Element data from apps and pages
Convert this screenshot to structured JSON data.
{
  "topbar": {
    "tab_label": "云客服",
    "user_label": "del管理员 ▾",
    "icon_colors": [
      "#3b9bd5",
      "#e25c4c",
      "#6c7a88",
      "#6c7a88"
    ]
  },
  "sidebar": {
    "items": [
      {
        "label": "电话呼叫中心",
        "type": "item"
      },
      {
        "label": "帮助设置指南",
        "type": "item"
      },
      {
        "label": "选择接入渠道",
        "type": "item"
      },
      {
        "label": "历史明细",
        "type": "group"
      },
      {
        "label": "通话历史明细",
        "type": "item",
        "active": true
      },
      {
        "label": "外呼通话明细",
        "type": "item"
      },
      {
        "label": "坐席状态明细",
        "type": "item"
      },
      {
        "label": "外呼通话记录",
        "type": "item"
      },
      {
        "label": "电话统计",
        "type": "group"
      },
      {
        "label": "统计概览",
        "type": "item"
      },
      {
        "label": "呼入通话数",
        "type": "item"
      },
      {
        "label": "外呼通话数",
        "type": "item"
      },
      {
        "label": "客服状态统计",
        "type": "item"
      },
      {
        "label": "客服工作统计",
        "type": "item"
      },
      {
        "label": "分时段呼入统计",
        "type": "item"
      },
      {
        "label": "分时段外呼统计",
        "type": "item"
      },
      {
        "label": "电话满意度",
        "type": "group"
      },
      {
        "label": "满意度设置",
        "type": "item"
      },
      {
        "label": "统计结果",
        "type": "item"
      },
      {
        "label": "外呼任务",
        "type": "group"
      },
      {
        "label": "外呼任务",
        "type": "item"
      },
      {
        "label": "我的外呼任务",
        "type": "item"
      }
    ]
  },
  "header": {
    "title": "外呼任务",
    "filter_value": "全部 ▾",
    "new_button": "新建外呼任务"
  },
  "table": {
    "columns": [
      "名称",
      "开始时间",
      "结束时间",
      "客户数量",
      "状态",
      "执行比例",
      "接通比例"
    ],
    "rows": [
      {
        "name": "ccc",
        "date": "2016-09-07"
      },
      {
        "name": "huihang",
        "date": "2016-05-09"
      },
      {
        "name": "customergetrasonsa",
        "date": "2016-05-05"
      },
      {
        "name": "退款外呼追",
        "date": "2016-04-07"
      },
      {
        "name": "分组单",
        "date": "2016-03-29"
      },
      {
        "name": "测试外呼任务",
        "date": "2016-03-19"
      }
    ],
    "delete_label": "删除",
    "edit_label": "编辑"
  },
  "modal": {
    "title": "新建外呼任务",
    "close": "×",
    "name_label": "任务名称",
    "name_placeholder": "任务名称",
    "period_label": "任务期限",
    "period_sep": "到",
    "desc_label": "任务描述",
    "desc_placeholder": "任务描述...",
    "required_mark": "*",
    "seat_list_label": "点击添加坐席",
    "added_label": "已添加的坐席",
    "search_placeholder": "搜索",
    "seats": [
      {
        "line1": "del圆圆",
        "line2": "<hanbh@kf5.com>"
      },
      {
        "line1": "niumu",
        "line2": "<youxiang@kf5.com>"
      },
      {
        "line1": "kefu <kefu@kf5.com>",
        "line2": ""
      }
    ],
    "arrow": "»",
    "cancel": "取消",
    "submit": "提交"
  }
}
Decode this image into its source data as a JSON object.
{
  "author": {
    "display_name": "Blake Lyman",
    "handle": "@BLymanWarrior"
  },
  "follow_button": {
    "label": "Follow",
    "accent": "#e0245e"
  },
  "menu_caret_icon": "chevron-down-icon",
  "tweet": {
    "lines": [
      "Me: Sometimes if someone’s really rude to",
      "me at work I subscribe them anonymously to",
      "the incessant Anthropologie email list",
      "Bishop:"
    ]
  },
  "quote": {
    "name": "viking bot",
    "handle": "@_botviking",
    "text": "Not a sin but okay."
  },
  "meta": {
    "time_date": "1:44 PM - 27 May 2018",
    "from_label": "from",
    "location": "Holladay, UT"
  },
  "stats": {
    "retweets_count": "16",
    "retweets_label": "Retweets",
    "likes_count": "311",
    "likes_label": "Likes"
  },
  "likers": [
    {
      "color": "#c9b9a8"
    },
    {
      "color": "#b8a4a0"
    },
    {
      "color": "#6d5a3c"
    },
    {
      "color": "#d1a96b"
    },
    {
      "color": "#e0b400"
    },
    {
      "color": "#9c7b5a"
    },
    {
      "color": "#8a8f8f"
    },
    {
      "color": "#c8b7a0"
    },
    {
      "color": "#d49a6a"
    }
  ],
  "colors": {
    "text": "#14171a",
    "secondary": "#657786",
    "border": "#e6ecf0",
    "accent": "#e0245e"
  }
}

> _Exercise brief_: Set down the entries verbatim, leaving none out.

> _Answer box_:
Convert this screenshot to structured JSON data.
{
  "topbar": {
    "tab_label": "云客服",
    "user_label": "del管理员 ▾",
    "icon_colors": [
      "#3b9bd5",
      "#e25c4c",
      "#6c7a88",
      "#6c7a88"
    ]
  },
  "sidebar": {
    "items": [
      {
        "label": "电话呼叫中心",
        "type": "item"
      },
      {
        "label": "帮助设置指南",
        "type": "item"
      },
      {
        "label": "选择接入渠道",
        "type": "item"
      },
      {
        "label": "历史明细",
        "type": "group"
      },
      {
        "label": "通话历史明细",
        "type": "item",
        "active": true
      },
      {
        "label": "外呼通话明细",
        "type": "item"
      },
      {
        "label": "坐席状态明细",
        "type": "item"
      },
      {
        "label": "外呼通话记录",
        "type": "item"
      },
      {
        "label": "电话统计",
        "type": "group"
      },
      {
        "label": "统计概览",
        "type": "item"
      },
      {
        "label": "呼入通话数",
        "type": "item"
      },
      {
        "label": "外呼通话数",
        "type": "item"
      },
      {
        "label": "客服状态统计",
        "type": "item"
      },
      {
        "label": "客服工作统计",
        "type": "item"
      },
      {
        "label": "分时段呼入统计",
        "type": "item"
      },
      {
        "label": "分时段外呼统计",
        "type": "item"
      },
      {
        "label": "电话满意度",
        "type": "group"
      },
      {
        "label": "满意度设置",
        "type": "item"
      },
      {
        "label": "统计结果",
        "type": "item"
      },
      {
        "label": "外呼任务",
        "type": "group"
      },
      {
        "label": "外呼任务",
        "type": "item"
      },
      {
        "label": "我的外呼任务",
        "type": "item"
      }
    ]
  },
  "header": {
    "title": "外呼任务",
    "filter_value": "全部 ▾",
    "new_button": "新建外呼任务"
  },
  "table": {
    "columns": [
      "名称",
      "开始时间",
      "结束时间",
      "客户数量",
      "状态",
      "执行比例",
      "接通比例"
    ],
    "rows": [
      {
        "name": "ccc",
        "date": "2016-09-07"
      },
      {
        "name": "huihang",
        "date": "2016-05-09"
      },
      {
        "name": "customergetrasonsa",
        "date": "2016-05-05"
      },
      {
        "name": "退款外呼追",
        "date": "2016-04-07"
      },
      {
        "name": "分组单",
        "date": "2016-03-29"
      },
      {
        "name": "测试外呼任务",
        "date": "2016-03-19"
      }
    ],
    "delete_label": "删除",
    "edit_label": "编辑"
  },
  "modal": {
    "title": "新建外呼任务",
    "close": "×",
    "name_label": "任务名称",
    "name_placeholder": "任务名称",
    "period_label": "任务期限",
    "period_sep": "到",
    "desc_label": "任务描述",
    "desc_placeholder": "任务描述...",
    "required_mark": "*",
    "seat_list_label": "点击添加坐席",
    "added_label": "已添加的坐席",
    "search_placeholder": "搜索",
    "seats": [
      {
        "line1": "del圆圆",
        "line2": "<hanbh@kf5.com>"
      },
      {
        "line1": "niumu",
        "line2": "<youxiang@kf5.com>"
      },
      {
        "line1": "kefu <kefu@kf5.com>",
        "line2": ""
      }
    ],
    "arrow": "»",
    "cancel": "取消",
    "submit": "提交"
  }
}
Decode this image into its source data as a JSON object.
{
  "author": {
    "display_name": "Blake Lyman",
    "handle": "@BLymanWarrior"
  },
  "follow_button": {
    "label": "Follow",
    "accent": "#e0245e"
  },
  "menu_caret_icon": "chevron-down-icon",
  "tweet": {
    "lines": [
      "Me: Sometimes if someone’s really rude to",
      "me at work I subscribe them anonymously to",
      "the incessant Anthropologie email list",
      "Bishop:"
    ]
  },
  "quote": {
    "name": "viking bot",
    "handle": "@_botviking",
    "text": "Not a sin but okay."
  },
  "meta": {
    "time_date": "1:44 PM - 27 May 2018",
    "from_label": "from",
    "location": "Holladay, UT"
  },
  "stats": {
    "retweets_count": "16",
    "retweets_label": "Retweets",
    "likes_count": "311",
    "likes_label": "Likes"
  },
  "likers": [
    {
      "color": "#c9b9a8"
    },
    {
      "color": "#b8a4a0"
    },
    {
      "color": "#6d5a3c"
    },
    {
      "color": "#d1a96b"
    },
    {
      "color": "#e0b400"
    },
    {
      "color": "#9c7b5a"
    },
    {
      "color": "#8a8f8f"
    },
    {
      "color": "#c8b7a0"
    },
    {
      "color": "#d49a6a"
    }
  ],
  "colors": {
    "text": "#14171a",
    "secondary": "#657786",
    "border": "#e6ecf0",
    "accent": "#e0245e"
  }
}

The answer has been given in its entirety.